"Virginia born Erin is unlike any other American singer songwriter you'd care to mention irresistibly infectious her sweet lullabies are built around melodies so crisp they almost overdose on sugar. Entirely sublime she is clearly one of the US's quirkier current music exponents." Q
"Resolutely lo-fi underpinnings to her acute observations about human foibles and shortcomings. She may be getting harder to pigeonhole, but in several distinctive ways, voice, dynamic subtlety and above all sheer songwriting ability, she is in a class of her own." Sunday Times
"Clearly cares more for old-fashioned music than modern-day pop.

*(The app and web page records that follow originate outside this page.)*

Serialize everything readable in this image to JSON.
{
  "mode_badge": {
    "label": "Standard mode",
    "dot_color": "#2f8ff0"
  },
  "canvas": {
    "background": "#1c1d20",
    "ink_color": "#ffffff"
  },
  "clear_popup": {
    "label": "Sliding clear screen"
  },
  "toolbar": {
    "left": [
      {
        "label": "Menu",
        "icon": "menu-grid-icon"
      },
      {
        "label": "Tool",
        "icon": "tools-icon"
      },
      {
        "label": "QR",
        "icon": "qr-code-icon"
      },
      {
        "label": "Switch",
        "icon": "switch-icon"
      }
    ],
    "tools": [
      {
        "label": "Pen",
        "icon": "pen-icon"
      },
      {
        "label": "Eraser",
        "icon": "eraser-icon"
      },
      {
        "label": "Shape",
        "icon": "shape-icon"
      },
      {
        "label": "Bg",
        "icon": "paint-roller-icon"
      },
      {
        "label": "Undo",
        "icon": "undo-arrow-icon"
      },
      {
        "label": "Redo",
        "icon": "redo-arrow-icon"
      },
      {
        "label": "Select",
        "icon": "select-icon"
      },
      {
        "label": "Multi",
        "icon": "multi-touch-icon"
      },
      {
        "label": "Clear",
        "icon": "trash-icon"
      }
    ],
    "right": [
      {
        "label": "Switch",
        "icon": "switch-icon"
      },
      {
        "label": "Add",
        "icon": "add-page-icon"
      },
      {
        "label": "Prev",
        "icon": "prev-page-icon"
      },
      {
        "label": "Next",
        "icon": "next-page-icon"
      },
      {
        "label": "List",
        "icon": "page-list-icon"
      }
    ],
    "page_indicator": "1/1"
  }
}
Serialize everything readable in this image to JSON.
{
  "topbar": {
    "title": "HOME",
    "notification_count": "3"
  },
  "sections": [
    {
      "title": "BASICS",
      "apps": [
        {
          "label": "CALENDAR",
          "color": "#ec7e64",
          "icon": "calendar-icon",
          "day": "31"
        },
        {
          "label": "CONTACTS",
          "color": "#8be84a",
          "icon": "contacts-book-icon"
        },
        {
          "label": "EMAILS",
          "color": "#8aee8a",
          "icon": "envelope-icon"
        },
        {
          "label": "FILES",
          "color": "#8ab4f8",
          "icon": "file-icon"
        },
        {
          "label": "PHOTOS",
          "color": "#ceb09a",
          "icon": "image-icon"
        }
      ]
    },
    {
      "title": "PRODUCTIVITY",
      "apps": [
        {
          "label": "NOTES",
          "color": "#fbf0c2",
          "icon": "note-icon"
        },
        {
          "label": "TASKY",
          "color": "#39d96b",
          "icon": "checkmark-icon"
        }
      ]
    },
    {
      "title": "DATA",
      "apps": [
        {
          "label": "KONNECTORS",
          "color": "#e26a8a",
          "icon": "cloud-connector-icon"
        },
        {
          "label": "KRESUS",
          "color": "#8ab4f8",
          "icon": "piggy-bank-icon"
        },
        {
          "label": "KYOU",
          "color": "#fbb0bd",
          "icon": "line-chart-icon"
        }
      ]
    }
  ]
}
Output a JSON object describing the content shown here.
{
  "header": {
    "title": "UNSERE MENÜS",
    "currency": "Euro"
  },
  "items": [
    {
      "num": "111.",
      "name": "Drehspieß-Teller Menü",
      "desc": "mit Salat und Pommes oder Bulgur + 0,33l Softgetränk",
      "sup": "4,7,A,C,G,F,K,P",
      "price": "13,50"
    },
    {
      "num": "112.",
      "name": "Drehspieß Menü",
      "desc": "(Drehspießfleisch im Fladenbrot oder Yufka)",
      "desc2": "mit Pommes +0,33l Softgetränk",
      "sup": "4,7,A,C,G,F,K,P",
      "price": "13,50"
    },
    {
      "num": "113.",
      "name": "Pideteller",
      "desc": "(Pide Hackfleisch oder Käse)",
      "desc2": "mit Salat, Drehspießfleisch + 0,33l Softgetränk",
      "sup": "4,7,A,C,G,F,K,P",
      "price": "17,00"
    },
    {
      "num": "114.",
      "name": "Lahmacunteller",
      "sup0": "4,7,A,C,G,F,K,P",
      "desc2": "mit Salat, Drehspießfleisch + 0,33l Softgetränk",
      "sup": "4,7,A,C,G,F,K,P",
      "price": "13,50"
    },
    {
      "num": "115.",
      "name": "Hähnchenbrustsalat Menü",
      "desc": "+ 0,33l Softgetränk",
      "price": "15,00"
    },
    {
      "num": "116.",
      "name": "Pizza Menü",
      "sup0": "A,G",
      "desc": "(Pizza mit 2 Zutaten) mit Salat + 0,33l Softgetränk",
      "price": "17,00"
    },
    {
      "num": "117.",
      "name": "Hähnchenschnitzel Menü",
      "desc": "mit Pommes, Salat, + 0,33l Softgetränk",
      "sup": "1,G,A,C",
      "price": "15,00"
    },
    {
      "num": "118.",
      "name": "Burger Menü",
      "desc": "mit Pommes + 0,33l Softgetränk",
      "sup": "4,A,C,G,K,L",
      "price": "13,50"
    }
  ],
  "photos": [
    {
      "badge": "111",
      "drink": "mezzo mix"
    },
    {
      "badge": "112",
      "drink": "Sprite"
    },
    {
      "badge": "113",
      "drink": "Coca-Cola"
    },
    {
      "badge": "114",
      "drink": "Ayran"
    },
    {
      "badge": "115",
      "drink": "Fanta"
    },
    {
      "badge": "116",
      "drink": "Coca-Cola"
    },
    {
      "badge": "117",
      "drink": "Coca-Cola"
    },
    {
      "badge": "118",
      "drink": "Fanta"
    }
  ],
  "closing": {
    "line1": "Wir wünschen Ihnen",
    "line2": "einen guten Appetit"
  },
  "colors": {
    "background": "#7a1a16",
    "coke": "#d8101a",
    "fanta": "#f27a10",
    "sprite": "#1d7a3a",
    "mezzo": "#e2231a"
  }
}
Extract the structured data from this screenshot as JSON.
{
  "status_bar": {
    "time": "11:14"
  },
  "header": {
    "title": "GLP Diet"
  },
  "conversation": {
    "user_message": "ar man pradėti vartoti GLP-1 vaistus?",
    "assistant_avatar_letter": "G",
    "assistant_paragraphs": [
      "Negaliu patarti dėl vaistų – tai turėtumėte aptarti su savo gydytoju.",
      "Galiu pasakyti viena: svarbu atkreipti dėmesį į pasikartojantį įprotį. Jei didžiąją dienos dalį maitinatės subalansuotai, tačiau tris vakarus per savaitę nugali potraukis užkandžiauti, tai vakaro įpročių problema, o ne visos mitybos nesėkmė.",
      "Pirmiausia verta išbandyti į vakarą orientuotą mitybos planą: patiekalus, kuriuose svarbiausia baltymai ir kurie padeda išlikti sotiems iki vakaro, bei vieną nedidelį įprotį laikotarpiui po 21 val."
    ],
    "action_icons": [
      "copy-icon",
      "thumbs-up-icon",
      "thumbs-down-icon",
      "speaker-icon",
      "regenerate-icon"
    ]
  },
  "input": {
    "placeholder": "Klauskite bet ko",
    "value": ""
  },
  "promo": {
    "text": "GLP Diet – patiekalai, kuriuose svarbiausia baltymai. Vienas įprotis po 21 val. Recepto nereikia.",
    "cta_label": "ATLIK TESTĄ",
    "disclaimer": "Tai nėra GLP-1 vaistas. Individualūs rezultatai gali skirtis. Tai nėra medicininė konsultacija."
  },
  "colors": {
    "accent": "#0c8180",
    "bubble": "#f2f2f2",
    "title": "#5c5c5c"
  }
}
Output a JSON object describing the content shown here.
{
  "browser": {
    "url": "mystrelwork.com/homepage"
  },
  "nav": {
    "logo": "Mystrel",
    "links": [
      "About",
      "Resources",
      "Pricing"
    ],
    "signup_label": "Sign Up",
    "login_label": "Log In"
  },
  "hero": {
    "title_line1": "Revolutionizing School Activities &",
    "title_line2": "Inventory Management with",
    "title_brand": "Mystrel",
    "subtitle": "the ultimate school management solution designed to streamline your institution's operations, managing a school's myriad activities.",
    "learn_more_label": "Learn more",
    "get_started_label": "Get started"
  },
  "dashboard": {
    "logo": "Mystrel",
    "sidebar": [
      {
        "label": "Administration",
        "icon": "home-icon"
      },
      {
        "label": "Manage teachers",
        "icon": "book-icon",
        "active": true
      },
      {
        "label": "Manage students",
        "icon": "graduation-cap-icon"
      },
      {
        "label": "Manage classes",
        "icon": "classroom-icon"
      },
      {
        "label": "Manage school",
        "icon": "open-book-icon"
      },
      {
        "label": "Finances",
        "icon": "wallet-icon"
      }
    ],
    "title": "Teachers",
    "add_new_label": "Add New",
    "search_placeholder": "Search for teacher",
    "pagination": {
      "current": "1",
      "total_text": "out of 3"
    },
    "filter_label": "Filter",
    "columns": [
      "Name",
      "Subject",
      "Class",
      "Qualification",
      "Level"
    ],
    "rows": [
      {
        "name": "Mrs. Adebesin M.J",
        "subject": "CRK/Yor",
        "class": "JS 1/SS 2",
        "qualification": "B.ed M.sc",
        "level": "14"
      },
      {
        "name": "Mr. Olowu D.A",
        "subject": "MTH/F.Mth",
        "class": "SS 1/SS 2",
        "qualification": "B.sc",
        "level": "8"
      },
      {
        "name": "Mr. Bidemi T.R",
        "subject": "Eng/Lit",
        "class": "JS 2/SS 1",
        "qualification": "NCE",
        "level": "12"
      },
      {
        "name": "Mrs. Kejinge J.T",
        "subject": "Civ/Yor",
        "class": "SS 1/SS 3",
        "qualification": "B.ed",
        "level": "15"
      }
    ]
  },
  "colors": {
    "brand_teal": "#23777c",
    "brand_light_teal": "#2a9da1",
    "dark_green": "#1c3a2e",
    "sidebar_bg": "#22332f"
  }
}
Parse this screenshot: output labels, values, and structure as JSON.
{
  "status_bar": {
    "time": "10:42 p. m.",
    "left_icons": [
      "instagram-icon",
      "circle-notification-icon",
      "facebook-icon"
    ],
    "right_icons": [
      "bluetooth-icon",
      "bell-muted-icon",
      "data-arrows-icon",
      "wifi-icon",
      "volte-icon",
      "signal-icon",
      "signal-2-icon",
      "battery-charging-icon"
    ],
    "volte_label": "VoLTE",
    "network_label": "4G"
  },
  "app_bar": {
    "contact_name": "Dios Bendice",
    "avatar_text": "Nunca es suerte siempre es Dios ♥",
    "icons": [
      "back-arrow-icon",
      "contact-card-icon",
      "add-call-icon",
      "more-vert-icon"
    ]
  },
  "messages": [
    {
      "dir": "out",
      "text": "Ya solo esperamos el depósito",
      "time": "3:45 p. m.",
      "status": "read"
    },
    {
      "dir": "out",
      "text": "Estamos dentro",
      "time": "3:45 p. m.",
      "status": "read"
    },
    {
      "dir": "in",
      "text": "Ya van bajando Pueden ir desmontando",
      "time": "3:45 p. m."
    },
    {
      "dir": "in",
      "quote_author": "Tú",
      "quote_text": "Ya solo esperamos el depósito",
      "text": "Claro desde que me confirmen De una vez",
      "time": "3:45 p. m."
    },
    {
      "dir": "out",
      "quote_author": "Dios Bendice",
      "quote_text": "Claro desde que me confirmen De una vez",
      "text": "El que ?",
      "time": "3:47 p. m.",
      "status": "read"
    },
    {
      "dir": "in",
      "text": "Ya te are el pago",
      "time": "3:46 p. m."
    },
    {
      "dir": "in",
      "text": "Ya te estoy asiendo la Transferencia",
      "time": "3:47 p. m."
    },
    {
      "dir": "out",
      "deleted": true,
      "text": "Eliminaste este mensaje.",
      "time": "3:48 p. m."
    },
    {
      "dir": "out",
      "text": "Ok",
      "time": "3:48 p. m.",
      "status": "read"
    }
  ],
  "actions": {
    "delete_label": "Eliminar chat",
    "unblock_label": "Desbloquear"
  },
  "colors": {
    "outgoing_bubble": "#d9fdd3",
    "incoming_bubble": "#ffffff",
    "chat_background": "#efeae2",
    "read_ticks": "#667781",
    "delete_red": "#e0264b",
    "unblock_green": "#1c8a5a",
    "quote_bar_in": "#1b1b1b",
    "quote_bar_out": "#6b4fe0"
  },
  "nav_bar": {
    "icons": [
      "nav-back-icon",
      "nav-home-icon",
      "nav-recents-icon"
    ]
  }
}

Has a 1940/50's feel in her flighty mix of folk, swing, bluegrass and jazz." The Times
"Her debut album was a wonderful, homespun affair that sounded like a one-woman version of the Be Good Tanyas. The follow up is even better. Folk jazz hip-hop country rock that doesn't fit quite anywhere. Ms McKeown has forged a quite unique musical identity for herself." Uncut
"You can take the girl out of the south but you can't take the south out of the girl. She achieves a co-mingling of folk, punk, jazz and Broadway that's as charming as it is unique. Her music is as beguiling as its diminutive creator rich and warming as her favorite tipple positively glows with good humor. Cute without being self-consciously clever. Accessible, but complex playful songs." World Feature
"The pint-sized McKeown has an entrancing, easy voice and an early-jazz vibe., her vibrant set covers sources as varied as Judy Garland and Coldplay. She's cool, she's funky and, is a natural, grooving on throaty licks and sinuous rhythms. She's just plain WAY talented." Boston Herald
"A breath of rarefied air in the guise of an anachronistic songstress. who continues to refine her show-tune smarts, nicking everything from Tin Pan Alley ivories to concertina wheeziness to jazz guitar à la Django Reinhardt to forge an old-fashioned brew that springs as organically from this precocious Virginian as the auburn pigtails from her head. Her operative mood is effortless grace. Let it whisk you away." LA Weekly Preview
"The kind of smart, songwriter that fans of Randy Newman and Susan Vega should seek out." Washington Post
"Nick Drake re-incarnated as a young slightly more joyful woman." Time Out NY
"Armed with a prodigious talent she exhibits an equally sweeping knowledge of musical genres, duein part to her degree in ethnomusicology." Paste